All pictures must be dropped, while the entries are given again word for word.

Data records for software interfaces:
---+---

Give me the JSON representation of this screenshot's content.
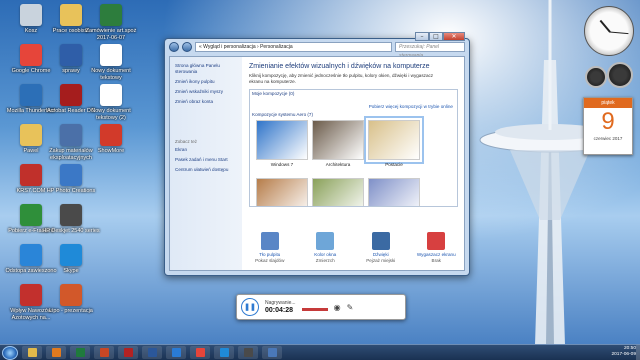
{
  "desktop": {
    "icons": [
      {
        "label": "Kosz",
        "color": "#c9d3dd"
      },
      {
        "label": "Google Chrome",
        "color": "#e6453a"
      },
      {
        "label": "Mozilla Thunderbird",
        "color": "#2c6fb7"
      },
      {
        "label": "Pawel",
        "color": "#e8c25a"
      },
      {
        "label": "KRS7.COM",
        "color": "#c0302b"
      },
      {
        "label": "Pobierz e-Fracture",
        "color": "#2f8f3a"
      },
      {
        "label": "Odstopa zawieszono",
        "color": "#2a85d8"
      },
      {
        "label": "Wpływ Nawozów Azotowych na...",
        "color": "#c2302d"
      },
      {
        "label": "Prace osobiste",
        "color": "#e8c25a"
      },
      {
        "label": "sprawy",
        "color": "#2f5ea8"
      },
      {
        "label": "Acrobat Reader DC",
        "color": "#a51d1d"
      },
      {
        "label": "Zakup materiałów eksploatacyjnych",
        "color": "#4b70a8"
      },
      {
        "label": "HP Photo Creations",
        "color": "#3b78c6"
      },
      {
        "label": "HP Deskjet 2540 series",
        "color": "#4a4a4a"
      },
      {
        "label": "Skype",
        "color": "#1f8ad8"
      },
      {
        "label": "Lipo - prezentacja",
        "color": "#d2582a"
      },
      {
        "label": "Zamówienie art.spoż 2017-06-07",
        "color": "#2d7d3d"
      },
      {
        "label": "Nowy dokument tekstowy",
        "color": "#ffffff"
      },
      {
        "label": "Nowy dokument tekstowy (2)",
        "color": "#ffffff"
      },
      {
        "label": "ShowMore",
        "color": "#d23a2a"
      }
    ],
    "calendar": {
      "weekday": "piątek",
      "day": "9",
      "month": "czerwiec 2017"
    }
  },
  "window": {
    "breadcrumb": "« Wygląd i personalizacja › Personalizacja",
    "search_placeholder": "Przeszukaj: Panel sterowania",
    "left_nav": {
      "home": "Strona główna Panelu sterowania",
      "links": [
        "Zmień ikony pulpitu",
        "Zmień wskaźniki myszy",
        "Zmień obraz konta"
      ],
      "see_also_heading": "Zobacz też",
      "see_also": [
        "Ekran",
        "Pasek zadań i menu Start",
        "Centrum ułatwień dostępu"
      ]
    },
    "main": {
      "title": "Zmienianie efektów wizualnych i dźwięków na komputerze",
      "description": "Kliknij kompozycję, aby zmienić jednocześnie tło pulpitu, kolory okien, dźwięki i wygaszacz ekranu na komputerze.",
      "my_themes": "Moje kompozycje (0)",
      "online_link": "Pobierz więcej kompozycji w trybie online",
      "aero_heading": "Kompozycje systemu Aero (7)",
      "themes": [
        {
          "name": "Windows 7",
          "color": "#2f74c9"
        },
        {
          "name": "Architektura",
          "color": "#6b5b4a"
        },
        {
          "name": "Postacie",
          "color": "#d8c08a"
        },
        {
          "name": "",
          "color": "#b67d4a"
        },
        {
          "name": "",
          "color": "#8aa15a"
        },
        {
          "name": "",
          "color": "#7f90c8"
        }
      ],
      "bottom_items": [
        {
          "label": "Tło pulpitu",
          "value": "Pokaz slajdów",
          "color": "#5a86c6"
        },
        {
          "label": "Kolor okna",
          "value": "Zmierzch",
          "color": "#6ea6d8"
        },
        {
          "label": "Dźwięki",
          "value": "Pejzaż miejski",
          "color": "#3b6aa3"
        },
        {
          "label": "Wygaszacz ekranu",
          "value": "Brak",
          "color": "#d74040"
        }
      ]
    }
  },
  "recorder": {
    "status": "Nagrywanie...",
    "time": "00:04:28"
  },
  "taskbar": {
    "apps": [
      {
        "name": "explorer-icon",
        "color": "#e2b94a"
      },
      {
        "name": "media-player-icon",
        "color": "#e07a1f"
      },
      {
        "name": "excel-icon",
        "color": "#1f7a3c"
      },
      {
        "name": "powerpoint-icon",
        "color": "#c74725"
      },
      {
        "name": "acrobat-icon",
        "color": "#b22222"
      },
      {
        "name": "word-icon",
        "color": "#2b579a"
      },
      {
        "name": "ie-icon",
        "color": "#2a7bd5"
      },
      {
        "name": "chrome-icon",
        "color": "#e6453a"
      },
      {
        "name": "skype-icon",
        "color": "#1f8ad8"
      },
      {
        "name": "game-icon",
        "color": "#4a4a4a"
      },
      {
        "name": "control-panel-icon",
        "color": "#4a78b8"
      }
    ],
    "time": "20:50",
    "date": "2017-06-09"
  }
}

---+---

_ANSWER TO THIS PROBLEM_:
Give me the JSON representation of this screenshot's content.
{
  "desktop": {
    "icons": [
      {
        "label": "Kosz",
        "color": "#c9d3dd"
      },
      {
        "label": "Google Chrome",
        "color": "#e6453a"
      },
      {
        "label": "Mozilla Thunderbird",
        "color": "#2c6fb7"
      },
      {
        "label": "Pawel",
        "color": "#e8c25a"
      },
      {
        "label": "KRS7.COM",
        "color": "#c0302b"
      },
      {
        "label": "Pobierz e-Fracture",
        "color": "#2f8f3a"
      },
      {
        "label": "Odstopa zawieszono",
        "color": "#2a85d8"
      },
      {
        "label": "Wpływ Nawozów Azotowych na...",
        "color": "#c2302d"
      },
      {
        "label": "Prace osobiste",
        "color": "#e8c25a"
      },
      {
        "label": "sprawy",
        "color": "#2f5ea8"
      },
      {
        "label": "Acrobat Reader DC",
        "color": "#a51d1d"
      },
      {
        "label": "Zakup materiałów eksploatacyjnych",
        "color": "#4b70a8"
      },
      {
        "label": "HP Photo Creations",
        "color": "#3b78c6"
      },
      {
        "label": "HP Deskjet 2540 series",
        "color": "#4a4a4a"
      },
      {
        "label": "Skype",
        "color": "#1f8ad8"
      },
      {
        "label": "Lipo - prezentacja",
        "color": "#d2582a"
      },
      {
        "label": "Zamówienie art.spoż 2017-06-07",
        "color": "#2d7d3d"
      },
      {
        "label": "Nowy dokument tekstowy",
        "color": "#ffffff"
      },
      {
        "label": "Nowy dokument tekstowy (2)",
        "color": "#ffffff"
      },
      {
        "label": "ShowMore",
        "color": "#d23a2a"
      }
    ],
    "calendar": {
      "weekday": "piątek",
      "day": "9",
      "month": "czerwiec 2017"
    }
  },
  "window": {
    "breadcrumb": "« Wygląd i personalizacja › Personalizacja",
    "search_placeholder": "Przeszukaj: Panel sterowania",
    "left_nav": {
      "home": "Strona główna Panelu sterowania",
      "links": [
        "Zmień ikony pulpitu",
        "Zmień wskaźniki myszy",
        "Zmień obraz konta"
      ],
      "see_also_heading": "Zobacz też",
      "see_also": [
        "Ekran",
        "Pasek zadań i menu Start",
        "Centrum ułatwień dostępu"
      ]
    },
    "main": {
      "title": "Zmienianie efektów wizualnych i dźwięków na komputerze",
      "description": "Kliknij kompozycję, aby zmienić jednocześnie tło pulpitu, kolory okien, dźwięki i wygaszacz ekranu na komputerze.",
      "my_themes": "Moje kompozycje (0)",
      "online_link": "Pobierz więcej kompozycji w trybie online",
      "aero_heading": "Kompozycje systemu Aero (7)",
      "themes": [
        {
          "name": "Windows 7",
          "color": "#2f74c9"
        },
        {
          "name": "Architektura",
          "color": "#6b5b4a"
        },
        {
          "name": "Postacie",
          "color": "#d8c08a"
        },
        {
          "name": "",
          "color": "#b67d4a"
        },
        {
          "name": "",
          "color": "#8aa15a"
        },
        {
          "name": "",
          "color": "#7f90c8"
        }
      ],
      "bottom_items": [
        {
          "label": "Tło pulpitu",
          "value": "Pokaz slajdów",
          "color": "#5a86c6"
        },
        {
          "label": "Kolor okna",
          "value": "Zmierzch",
          "color": "#6ea6d8"
        },
        {
          "label": "Dźwięki",
          "value": "Pejzaż miejski",
          "color": "#3b6aa3"
        },
        {
          "label": "Wygaszacz ekranu",
          "value": "Brak",
          "color": "#d74040"
        }
      ]
    }
  },
  "recorder": {
    "status": "Nagrywanie...",
    "time": "00:04:28"
  },
  "taskbar": {
    "apps": [
      {
        "name": "explorer-icon",
        "color": "#e2b94a"
      },
      {
        "name": "media-player-icon",
        "color": "#e07a1f"
      },
      {
        "name": "excel-icon",
        "color": "#1f7a3c"
      },
      {
        "name": "powerpoint-icon",
        "color": "#c74725"
      },
      {
        "name": "acrobat-icon",
        "color": "#b22222"
      },
      {
        "name": "word-icon",
        "color": "#2b579a"
      },
      {
        "name": "ie-icon",
        "color": "#2a7bd5"
      },
      {
        "name": "chrome-icon",
        "color": "#e6453a"
      },
      {
        "name": "skype-icon",
        "color": "#1f8ad8"
      },
      {
        "name": "game-icon",
        "color": "#4a4a4a"
      },
      {
        "name": "control-panel-icon",
        "color": "#4a78b8"
      }
    ],
    "time": "20:50",
    "date": "2017-06-09"
  }
}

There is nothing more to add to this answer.